DATASET:
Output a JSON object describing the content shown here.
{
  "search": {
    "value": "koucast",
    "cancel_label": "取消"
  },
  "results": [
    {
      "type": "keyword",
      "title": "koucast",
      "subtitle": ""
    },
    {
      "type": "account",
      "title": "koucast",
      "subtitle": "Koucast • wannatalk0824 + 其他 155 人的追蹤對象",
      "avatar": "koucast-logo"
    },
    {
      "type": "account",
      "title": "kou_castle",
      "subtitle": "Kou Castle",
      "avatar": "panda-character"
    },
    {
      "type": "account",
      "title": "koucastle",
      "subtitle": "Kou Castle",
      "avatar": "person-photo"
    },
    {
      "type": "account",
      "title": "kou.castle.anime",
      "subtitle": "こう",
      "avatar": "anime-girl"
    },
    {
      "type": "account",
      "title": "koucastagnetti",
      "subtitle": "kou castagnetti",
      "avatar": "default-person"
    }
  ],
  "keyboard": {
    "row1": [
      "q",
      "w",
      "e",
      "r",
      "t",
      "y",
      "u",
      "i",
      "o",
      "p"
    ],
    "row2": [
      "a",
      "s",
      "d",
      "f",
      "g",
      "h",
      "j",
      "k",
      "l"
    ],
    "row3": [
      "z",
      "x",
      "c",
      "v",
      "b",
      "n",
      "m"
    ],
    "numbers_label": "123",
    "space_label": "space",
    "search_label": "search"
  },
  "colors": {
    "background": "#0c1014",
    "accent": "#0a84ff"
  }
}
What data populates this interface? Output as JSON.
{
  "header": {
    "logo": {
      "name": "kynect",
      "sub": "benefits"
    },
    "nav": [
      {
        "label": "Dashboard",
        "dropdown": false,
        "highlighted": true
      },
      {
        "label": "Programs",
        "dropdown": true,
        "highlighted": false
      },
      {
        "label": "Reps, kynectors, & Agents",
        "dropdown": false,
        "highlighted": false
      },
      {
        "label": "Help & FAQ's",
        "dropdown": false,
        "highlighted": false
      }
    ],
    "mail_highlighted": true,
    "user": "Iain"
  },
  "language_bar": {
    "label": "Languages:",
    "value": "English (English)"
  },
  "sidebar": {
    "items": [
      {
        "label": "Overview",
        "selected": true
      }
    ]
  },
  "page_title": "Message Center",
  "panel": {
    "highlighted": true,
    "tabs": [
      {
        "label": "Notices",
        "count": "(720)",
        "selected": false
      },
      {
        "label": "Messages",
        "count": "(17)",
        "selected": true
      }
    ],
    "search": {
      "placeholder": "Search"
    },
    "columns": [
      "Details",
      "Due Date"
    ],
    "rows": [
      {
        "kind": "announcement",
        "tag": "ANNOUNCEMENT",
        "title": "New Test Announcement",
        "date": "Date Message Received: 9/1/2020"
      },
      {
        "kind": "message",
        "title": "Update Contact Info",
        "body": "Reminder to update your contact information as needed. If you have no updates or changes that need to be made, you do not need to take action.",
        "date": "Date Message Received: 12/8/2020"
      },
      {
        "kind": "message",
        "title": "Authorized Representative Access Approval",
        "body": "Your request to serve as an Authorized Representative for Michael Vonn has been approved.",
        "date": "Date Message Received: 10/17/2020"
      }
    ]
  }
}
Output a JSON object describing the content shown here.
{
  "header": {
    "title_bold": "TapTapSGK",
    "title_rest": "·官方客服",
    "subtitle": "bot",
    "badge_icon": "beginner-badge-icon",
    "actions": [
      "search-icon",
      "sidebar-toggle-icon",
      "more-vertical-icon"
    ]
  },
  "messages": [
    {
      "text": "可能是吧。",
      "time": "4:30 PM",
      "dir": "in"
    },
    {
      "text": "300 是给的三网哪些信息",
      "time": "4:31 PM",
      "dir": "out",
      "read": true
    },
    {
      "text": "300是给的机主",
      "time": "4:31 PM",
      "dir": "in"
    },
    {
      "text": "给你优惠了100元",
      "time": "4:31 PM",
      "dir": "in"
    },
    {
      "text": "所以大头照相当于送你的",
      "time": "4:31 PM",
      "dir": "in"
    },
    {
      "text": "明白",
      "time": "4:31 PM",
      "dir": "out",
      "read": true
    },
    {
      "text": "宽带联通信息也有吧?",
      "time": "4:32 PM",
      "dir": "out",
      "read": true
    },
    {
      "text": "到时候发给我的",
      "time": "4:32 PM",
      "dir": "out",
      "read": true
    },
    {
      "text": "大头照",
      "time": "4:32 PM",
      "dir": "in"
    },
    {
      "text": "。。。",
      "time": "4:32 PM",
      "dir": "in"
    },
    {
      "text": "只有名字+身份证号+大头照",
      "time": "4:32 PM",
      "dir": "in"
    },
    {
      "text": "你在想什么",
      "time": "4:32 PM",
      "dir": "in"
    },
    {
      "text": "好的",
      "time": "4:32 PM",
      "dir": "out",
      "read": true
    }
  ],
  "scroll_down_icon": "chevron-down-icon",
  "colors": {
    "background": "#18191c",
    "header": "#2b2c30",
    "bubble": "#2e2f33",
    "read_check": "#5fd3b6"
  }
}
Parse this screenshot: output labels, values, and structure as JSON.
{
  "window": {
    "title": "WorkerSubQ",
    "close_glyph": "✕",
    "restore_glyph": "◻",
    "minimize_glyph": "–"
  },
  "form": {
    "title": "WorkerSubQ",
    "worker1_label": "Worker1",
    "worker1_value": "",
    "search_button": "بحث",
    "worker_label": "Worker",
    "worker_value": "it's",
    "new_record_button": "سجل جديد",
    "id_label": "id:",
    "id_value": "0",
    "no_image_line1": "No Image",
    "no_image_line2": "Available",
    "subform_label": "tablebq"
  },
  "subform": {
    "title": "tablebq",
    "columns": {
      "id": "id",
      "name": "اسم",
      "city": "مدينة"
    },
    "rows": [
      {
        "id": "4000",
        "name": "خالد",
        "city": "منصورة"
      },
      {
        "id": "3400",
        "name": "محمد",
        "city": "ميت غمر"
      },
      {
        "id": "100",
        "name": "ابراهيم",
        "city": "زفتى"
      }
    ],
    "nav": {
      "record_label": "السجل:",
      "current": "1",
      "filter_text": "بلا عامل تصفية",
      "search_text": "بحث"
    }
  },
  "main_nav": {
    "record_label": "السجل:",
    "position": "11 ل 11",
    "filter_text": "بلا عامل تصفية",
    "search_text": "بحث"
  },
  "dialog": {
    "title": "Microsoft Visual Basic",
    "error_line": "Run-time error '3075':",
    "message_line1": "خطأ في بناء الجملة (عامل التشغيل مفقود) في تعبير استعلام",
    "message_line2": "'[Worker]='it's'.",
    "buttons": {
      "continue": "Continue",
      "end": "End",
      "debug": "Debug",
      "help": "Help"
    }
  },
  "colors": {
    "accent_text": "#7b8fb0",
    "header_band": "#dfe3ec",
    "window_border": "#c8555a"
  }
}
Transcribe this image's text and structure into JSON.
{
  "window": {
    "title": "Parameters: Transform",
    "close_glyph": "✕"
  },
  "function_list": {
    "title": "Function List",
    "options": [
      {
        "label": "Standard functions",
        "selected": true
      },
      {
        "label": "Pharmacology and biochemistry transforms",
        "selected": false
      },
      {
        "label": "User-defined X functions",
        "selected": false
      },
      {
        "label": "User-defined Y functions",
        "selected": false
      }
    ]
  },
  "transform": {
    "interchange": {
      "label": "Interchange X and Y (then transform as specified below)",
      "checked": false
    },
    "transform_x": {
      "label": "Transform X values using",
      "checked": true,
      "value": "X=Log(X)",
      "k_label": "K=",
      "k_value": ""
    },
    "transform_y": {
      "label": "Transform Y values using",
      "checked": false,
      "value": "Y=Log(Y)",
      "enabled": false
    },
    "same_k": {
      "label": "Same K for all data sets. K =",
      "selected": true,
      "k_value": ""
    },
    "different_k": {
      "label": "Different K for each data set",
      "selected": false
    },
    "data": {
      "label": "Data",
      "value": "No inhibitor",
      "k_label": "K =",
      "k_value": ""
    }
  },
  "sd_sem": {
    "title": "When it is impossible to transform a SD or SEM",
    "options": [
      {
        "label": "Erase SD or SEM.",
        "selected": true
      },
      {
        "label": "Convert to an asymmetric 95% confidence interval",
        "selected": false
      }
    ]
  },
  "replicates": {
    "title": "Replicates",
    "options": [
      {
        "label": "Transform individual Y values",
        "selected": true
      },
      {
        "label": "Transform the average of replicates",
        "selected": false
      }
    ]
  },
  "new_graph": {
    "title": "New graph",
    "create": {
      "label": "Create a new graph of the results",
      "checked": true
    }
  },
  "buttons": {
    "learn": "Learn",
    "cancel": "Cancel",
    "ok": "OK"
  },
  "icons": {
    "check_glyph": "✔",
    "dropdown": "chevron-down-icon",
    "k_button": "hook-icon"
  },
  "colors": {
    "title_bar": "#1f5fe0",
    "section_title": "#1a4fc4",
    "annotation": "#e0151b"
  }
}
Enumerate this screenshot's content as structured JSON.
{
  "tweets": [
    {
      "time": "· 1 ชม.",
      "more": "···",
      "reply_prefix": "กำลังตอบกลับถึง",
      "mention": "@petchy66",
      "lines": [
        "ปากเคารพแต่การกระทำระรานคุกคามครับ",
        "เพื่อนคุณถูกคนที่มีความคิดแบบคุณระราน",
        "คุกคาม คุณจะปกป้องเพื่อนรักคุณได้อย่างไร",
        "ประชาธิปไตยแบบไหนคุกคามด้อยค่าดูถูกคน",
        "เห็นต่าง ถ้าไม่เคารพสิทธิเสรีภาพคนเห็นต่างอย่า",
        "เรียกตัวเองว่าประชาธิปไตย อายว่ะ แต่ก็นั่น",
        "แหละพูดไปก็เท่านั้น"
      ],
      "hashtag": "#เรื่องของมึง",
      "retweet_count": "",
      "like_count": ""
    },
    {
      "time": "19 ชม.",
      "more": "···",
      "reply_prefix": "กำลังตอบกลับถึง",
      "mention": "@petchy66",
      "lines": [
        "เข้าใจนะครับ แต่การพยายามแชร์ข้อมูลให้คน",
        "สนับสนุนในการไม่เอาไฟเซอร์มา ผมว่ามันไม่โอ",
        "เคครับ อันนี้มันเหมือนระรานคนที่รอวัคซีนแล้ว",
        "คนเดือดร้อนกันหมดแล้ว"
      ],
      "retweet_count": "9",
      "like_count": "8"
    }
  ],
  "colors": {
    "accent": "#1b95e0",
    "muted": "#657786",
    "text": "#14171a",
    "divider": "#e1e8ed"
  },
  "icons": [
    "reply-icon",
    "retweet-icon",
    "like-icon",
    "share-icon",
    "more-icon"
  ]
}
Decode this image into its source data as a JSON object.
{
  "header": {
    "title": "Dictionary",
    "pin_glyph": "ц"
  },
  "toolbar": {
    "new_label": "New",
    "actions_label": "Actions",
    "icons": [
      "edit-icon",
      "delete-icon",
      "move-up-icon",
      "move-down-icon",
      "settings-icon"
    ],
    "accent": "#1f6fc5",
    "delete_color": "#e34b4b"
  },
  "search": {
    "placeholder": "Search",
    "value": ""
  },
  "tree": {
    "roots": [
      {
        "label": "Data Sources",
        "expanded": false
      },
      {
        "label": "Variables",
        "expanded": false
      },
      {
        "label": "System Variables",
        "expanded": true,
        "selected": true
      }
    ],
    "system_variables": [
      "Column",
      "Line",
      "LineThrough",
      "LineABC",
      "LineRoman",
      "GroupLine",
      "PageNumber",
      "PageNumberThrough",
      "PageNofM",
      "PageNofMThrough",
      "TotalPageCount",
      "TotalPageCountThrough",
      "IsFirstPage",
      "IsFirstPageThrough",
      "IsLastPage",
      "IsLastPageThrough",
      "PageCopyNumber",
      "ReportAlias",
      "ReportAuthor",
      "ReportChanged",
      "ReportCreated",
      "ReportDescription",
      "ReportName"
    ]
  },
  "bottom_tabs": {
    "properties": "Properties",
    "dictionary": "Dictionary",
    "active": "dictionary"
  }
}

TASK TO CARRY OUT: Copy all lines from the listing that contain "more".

WRITTEN RESPONSE:
      "more-vertical-icon"
      "more": "···",
      "more": "···",
    "more-icon"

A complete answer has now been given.